My mind is at the vanity mirror this morning.
I think she talks of grids, and while my peers
Chart it out on graph paper
In their notebooks
I remember the razor blades and dried up blood
And the charted graph I have on my arm
As proof.
I’m wearing a navy blue, cotton shirt; its sleeves covering the gauze
And it hides my well-kept secret.

Quiet.
Why has she stopped talking? Does she know?
She wants to confirm I’m following.
Yes, ma’am
I understand every word, term, and concept
I’ve got parallel lines and perpendicular too
I know how to graph and how to read charts.
Only yours is in pencil,
And mine is blood.

 

 

Self Destruction

Some days are spent looking at my reflection in the mirror trying to make sense of what I’m seeing.
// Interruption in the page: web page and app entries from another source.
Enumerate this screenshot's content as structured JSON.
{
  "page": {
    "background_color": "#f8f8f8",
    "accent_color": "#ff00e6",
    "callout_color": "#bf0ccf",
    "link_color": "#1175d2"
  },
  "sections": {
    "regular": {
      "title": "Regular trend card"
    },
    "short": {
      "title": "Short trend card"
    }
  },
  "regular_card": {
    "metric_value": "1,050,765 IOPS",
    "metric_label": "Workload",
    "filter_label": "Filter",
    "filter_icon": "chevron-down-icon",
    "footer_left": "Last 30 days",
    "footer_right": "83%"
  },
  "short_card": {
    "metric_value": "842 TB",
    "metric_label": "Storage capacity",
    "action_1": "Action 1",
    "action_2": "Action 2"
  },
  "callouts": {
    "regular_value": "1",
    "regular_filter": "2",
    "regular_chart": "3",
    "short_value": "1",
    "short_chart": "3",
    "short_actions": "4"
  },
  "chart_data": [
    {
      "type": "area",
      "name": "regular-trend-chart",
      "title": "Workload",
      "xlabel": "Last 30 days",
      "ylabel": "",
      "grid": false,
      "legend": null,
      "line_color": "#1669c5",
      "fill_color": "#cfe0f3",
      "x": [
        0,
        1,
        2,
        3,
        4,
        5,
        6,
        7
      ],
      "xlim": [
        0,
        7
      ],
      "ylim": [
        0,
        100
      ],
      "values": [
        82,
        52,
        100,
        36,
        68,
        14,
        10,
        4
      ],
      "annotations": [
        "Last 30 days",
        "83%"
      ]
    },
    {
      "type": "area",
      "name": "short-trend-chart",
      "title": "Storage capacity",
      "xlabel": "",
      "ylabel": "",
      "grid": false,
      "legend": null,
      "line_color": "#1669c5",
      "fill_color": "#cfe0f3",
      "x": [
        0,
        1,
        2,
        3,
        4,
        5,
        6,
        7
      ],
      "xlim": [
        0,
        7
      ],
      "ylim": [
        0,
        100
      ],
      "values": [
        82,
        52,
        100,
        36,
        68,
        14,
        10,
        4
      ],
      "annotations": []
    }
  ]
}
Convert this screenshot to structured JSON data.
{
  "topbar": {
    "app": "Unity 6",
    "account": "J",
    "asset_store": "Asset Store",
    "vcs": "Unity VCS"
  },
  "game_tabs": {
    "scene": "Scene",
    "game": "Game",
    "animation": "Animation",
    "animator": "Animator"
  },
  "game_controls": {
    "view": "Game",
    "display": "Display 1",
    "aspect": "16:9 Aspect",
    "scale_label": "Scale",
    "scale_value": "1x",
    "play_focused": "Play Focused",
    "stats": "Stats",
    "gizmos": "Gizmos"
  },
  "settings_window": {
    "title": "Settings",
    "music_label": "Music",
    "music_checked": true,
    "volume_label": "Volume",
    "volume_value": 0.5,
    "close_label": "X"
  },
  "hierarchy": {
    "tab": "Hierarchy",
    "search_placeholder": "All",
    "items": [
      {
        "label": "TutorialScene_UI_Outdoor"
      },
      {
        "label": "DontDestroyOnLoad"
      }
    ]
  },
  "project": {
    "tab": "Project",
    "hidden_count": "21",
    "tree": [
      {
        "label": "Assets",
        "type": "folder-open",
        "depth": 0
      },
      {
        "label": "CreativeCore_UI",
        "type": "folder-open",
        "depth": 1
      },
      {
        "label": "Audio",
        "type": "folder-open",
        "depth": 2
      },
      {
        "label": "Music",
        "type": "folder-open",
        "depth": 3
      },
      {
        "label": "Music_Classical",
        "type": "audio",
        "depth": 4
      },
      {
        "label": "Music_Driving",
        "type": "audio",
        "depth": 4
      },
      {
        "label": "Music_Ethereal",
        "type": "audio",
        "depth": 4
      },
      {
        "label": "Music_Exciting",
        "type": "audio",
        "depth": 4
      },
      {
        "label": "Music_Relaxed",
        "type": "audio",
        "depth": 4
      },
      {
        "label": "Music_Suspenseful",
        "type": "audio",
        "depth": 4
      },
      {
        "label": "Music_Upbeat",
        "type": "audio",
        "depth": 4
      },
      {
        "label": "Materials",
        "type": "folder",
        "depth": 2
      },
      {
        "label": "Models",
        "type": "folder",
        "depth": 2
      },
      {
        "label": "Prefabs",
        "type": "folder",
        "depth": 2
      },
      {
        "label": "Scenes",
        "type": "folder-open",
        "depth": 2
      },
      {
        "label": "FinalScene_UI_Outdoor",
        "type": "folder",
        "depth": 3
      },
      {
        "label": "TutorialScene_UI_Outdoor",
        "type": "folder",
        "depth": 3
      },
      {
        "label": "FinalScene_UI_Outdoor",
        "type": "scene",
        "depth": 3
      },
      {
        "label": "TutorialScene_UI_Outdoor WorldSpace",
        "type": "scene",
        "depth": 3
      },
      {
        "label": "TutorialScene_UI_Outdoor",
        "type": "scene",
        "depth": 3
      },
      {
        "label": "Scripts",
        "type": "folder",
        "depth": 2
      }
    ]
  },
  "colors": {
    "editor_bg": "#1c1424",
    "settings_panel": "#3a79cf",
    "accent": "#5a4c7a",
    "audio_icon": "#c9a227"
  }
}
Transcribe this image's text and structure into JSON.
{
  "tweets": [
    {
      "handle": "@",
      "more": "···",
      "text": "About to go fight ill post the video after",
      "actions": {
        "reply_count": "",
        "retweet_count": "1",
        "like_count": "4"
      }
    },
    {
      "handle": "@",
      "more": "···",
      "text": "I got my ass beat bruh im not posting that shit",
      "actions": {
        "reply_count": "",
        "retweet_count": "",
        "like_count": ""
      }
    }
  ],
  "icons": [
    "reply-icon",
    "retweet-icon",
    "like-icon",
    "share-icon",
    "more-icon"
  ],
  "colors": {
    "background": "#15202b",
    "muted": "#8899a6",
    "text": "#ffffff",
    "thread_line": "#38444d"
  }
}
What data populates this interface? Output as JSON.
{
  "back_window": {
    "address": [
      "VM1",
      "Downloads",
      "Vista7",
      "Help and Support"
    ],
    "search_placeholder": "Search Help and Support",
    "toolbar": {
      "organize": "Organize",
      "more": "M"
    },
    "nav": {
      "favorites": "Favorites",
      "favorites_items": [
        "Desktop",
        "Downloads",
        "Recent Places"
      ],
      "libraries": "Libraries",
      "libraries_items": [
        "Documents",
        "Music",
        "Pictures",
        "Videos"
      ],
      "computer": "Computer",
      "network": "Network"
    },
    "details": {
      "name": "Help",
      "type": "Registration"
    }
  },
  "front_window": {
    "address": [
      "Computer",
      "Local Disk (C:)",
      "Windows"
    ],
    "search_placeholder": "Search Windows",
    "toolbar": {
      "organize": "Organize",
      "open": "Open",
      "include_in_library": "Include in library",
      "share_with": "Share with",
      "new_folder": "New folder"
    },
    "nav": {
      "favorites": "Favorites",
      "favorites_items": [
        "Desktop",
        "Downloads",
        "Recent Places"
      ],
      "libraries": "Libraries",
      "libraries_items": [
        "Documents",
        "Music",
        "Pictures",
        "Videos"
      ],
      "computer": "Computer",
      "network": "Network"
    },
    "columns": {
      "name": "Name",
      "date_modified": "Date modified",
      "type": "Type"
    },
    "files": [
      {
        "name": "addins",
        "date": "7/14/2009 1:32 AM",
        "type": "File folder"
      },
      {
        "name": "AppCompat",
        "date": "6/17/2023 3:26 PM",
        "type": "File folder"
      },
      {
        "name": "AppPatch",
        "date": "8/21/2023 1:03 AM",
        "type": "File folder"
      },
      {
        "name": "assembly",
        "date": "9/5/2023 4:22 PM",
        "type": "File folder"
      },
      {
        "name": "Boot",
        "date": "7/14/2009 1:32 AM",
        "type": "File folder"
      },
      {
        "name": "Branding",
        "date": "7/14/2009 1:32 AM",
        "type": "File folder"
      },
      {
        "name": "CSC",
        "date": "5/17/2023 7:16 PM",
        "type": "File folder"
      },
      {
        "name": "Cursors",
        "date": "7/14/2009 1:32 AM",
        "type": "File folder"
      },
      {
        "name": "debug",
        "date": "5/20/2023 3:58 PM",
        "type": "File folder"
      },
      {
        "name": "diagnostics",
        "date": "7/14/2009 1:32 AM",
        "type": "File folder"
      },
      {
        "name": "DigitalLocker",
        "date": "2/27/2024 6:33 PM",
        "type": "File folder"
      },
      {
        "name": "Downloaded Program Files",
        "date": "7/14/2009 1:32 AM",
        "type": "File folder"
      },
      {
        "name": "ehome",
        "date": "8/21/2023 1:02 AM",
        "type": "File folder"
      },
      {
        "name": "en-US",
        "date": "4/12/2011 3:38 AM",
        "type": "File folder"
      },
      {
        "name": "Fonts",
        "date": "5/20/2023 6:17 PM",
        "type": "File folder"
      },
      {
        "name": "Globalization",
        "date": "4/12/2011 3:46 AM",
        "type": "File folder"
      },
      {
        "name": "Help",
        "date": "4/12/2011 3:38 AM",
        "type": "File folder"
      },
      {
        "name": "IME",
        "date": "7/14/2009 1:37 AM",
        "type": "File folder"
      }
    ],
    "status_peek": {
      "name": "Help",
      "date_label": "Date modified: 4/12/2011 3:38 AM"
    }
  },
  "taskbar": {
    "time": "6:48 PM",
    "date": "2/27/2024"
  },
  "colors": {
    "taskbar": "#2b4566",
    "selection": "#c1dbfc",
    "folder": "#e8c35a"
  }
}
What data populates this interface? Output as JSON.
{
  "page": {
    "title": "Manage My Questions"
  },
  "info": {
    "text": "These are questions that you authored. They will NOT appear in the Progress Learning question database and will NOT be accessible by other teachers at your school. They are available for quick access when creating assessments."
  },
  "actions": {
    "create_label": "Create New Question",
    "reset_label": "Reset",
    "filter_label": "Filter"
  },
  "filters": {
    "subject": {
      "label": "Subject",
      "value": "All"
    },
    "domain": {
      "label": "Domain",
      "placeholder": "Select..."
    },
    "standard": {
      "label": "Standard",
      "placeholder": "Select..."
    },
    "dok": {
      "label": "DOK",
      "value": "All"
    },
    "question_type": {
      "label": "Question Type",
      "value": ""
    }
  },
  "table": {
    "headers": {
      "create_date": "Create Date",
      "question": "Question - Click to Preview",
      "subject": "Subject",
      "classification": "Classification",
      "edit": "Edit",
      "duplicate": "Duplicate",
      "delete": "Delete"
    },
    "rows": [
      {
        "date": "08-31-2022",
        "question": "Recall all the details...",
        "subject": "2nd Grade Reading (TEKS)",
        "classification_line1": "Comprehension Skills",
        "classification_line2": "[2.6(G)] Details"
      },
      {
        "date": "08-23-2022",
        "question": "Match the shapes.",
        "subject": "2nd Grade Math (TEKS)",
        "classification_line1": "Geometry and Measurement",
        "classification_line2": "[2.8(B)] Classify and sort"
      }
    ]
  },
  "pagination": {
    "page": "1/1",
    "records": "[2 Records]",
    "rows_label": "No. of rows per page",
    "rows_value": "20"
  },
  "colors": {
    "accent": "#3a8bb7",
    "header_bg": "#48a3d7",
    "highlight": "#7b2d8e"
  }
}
When I see my scars, bruises and scabbing wounds, I know that I don’t recognize myself anymore. When I see the unkempt hair and bloodshot eyes, I know that I am no longer me. 

And not knowing who I am and where I’m headed to, is the scariest and most frightening thought to me. More than anything else I’ve had to deal with as a result of my depression. 

This is a poem I wrote after a particularly rough night. 

My hair is in my face, And my heart’s beating fast, My pajamas stick to my skin, And my breath smells of smoke.

I can still feel the Chardonnay, Rushing through my blood, And my mind a fuzzy ball, Of lint, attracting more dust.

My skin’s a bloody battlefield, But you wouldn’t understand, My body isn’t mine, Yet I don’t know whose it is.